__WHAT THE TASK ASKS__.
Line by line, output the entries below exactly as they appear.

(Data records for software interfaces)

────────────────────────────────────────

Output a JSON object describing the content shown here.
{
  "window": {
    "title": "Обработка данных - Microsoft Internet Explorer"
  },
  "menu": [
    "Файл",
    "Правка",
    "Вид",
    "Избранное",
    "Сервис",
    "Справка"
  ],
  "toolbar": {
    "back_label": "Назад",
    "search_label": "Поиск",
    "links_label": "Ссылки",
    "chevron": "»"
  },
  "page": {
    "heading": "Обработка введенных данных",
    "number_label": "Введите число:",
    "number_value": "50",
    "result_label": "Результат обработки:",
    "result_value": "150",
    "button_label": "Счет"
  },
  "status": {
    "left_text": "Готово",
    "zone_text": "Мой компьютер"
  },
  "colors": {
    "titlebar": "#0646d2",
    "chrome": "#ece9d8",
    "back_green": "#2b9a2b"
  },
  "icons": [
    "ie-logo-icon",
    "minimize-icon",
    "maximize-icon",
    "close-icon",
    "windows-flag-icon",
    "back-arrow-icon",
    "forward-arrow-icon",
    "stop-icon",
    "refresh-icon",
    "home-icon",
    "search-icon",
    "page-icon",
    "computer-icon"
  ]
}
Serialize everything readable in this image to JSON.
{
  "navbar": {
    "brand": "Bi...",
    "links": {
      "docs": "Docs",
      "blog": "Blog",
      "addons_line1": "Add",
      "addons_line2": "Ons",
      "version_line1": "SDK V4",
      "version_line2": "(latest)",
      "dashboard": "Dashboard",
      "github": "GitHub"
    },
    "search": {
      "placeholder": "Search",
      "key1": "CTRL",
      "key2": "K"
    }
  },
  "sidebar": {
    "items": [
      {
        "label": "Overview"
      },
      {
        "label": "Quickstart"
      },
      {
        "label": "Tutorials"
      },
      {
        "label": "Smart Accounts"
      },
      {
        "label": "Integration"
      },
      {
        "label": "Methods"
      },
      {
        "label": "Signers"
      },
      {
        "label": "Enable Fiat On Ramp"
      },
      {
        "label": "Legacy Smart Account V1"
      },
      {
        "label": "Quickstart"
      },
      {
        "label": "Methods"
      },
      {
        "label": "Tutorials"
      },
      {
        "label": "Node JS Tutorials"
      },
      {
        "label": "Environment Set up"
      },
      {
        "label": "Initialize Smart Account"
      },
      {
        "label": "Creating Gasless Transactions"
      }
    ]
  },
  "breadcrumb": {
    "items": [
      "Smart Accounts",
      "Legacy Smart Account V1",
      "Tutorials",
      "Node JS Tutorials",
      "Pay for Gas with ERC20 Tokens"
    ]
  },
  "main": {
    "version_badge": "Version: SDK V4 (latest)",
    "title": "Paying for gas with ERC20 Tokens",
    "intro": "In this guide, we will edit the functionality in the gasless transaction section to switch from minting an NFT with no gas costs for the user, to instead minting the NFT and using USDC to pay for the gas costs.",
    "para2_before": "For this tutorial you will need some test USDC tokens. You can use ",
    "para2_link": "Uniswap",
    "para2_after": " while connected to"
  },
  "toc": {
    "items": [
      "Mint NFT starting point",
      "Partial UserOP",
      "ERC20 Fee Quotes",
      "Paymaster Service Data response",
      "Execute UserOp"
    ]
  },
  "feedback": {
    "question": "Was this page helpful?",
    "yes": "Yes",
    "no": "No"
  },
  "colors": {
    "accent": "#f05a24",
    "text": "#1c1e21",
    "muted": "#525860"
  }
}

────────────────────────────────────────

__RESULT FOR THIS TASK__.
Output a JSON object describing the content shown here.
{
  "window": {
    "title": "Обработка данных - Microsoft Internet Explorer"
  },
  "menu": [
    "Файл",
    "Правка",
    "Вид",
    "Избранное",
    "Сервис",
    "Справка"
  ],
  "toolbar": {
    "back_label": "Назад",
    "search_label": "Поиск",
    "links_label": "Ссылки",
    "chevron": "»"
  },
  "page": {
    "heading": "Обработка введенных данных",
    "number_label": "Введите число:",
    "number_value": "50",
    "result_label": "Результат обработки:",
    "result_value": "150",
    "button_label": "Счет"
  },
  "status": {
    "left_text": "Готово",
    "zone_text": "Мой компьютер"
  },
  "colors": {
    "titlebar": "#0646d2",
    "chrome": "#ece9d8",
    "back_green": "#2b9a2b"
  },
  "icons": [
    "ie-logo-icon",
    "minimize-icon",
    "maximize-icon",
    "close-icon",
    "windows-flag-icon",
    "back-arrow-icon",
    "forward-arrow-icon",
    "stop-icon",
    "refresh-icon",
    "home-icon",
    "search-icon",
    "page-icon",
    "computer-icon"
  ]
}
Serialize everything readable in this image to JSON.
{
  "navbar": {
    "brand": "Bi...",
    "links": {
      "docs": "Docs",
      "blog": "Blog",
      "addons_line1": "Add",
      "addons_line2": "Ons",
      "version_line1": "SDK V4",
      "version_line2": "(latest)",
      "dashboard": "Dashboard",
      "github": "GitHub"
    },
    "search": {
      "placeholder": "Search",
      "key1": "CTRL",
      "key2": "K"
    }
  },
  "sidebar": {
    "items": [
      {
        "label": "Overview"
      },
      {
        "label": "Quickstart"
      },
      {
        "label": "Tutorials"
      },
      {
        "label": "Smart Accounts"
      },
      {
        "label": "Integration"
      },
      {
        "label": "Methods"
      },
      {
        "label": "Signers"
      },
      {
        "label": "Enable Fiat On Ramp"
      },
      {
        "label": "Legacy Smart Account V1"
      },
      {
        "label": "Quickstart"
      },
      {
        "label": "Methods"
      },
      {
        "label": "Tutorials"
      },
      {
        "label": "Node JS Tutorials"
      },
      {
        "label": "Environment Set up"
      },
      {
        "label": "Initialize Smart Account"
      },
      {
        "label": "Creating Gasless Transactions"
      }
    ]
  },
  "breadcrumb": {
    "items": [
      "Smart Accounts",
      "Legacy Smart Account V1",
      "Tutorials",
      "Node JS Tutorials",
      "Pay for Gas with ERC20 Tokens"
    ]
  },
  "main": {
    "version_badge": "Version: SDK V4 (latest)",
    "title": "Paying for gas with ERC20 Tokens",
    "intro": "In this guide, we will edit the functionality in the gasless transaction section to switch from minting an NFT with no gas costs for the user, to instead minting the NFT and using USDC to pay for the gas costs.",
    "para2_before": "For this tutorial you will need some test USDC tokens. You can use ",
    "para2_link": "Uniswap",
    "para2_after": " while connected to"
  },
  "toc": {
    "items": [
      "Mint NFT starting point",
      "Partial UserOP",
      "ERC20 Fee Quotes",
      "Paymaster Service Data response",
      "Execute UserOp"
    ]
  },
  "feedback": {
    "question": "Was this page helpful?",
    "yes": "Yes",
    "no": "No"
  },
  "colors": {
    "accent": "#f05a24",
    "text": "#1c1e21",
    "muted": "#525860"
  }
}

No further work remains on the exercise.